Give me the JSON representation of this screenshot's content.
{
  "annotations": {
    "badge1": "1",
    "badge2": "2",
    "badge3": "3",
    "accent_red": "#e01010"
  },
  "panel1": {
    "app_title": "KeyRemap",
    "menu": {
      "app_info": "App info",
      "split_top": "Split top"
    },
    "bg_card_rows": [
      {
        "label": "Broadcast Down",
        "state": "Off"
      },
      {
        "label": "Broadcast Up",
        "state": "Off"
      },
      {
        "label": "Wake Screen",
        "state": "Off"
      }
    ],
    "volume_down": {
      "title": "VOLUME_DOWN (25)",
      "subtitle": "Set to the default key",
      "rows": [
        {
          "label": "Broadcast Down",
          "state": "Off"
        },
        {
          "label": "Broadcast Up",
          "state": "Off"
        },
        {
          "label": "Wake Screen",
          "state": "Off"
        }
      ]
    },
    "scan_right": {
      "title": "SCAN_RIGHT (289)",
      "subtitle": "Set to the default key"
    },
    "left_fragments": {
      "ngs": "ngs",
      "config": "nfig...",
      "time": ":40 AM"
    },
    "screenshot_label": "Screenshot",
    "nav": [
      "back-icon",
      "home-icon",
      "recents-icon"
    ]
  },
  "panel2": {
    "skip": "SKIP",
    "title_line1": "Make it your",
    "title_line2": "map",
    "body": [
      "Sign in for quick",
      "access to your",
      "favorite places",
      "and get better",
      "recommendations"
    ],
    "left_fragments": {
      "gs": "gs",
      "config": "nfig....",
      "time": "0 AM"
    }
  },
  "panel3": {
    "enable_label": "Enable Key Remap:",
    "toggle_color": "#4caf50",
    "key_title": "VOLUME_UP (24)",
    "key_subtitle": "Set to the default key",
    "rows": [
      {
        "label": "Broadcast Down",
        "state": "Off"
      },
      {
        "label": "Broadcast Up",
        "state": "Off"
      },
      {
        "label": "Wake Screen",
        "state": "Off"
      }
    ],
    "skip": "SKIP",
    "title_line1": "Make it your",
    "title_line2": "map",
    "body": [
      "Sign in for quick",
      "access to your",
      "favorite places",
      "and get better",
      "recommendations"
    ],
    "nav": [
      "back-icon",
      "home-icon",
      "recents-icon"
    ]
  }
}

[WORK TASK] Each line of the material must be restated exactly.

[ANSWER SPACE]
Give me the JSON representation of this screenshot's content.
{
  "annotations": {
    "badge1": "1",
    "badge2": "2",
    "badge3": "3",
    "accent_red": "#e01010"
  },
  "panel1": {
    "app_title": "KeyRemap",
    "menu": {
      "app_info": "App info",
      "split_top": "Split top"
    },
    "bg_card_rows": [
      {
        "label": "Broadcast Down",
        "state": "Off"
      },
      {
        "label": "Broadcast Up",
        "state": "Off"
      },
      {
        "label": "Wake Screen",
        "state": "Off"
      }
    ],
    "volume_down": {
      "title": "VOLUME_DOWN (25)",
      "subtitle": "Set to the default key",
      "rows": [
        {
          "label": "Broadcast Down",
          "state": "Off"
        },
        {
          "label": "Broadcast Up",
          "state": "Off"
        },
        {
          "label": "Wake Screen",
          "state": "Off"
        }
      ]
    },
    "scan_right": {
      "title": "SCAN_RIGHT (289)",
      "subtitle": "Set to the default key"
    },
    "left_fragments": {
      "ngs": "ngs",
      "config": "nfig...",
      "time": ":40 AM"
    },
    "screenshot_label": "Screenshot",
    "nav": [
      "back-icon",
      "home-icon",
      "recents-icon"
    ]
  },
  "panel2": {
    "skip": "SKIP",
    "title_line1": "Make it your",
    "title_line2": "map",
    "body": [
      "Sign in for quick",
      "access to your",
      "favorite places",
      "and get better",
      "recommendations"
    ],
    "left_fragments": {
      "gs": "gs",
      "config": "nfig....",
      "time": "0 AM"
    }
  },
  "panel3": {
    "enable_label": "Enable Key Remap:",
    "toggle_color": "#4caf50",
    "key_title": "VOLUME_UP (24)",
    "key_subtitle": "Set to the default key",
    "rows": [
      {
        "label": "Broadcast Down",
        "state": "Off"
      },
      {
        "label": "Broadcast Up",
        "state": "Off"
      },
      {
        "label": "Wake Screen",
        "state": "Off"
      }
    ],
    "skip": "SKIP",
    "title_line1": "Make it your",
    "title_line2": "map",
    "body": [
      "Sign in for quick",
      "access to your",
      "favorite places",
      "and get better",
      "recommendations"
    ],
    "nav": [
      "back-icon",
      "home-icon",
      "recents-icon"
    ]
  }
}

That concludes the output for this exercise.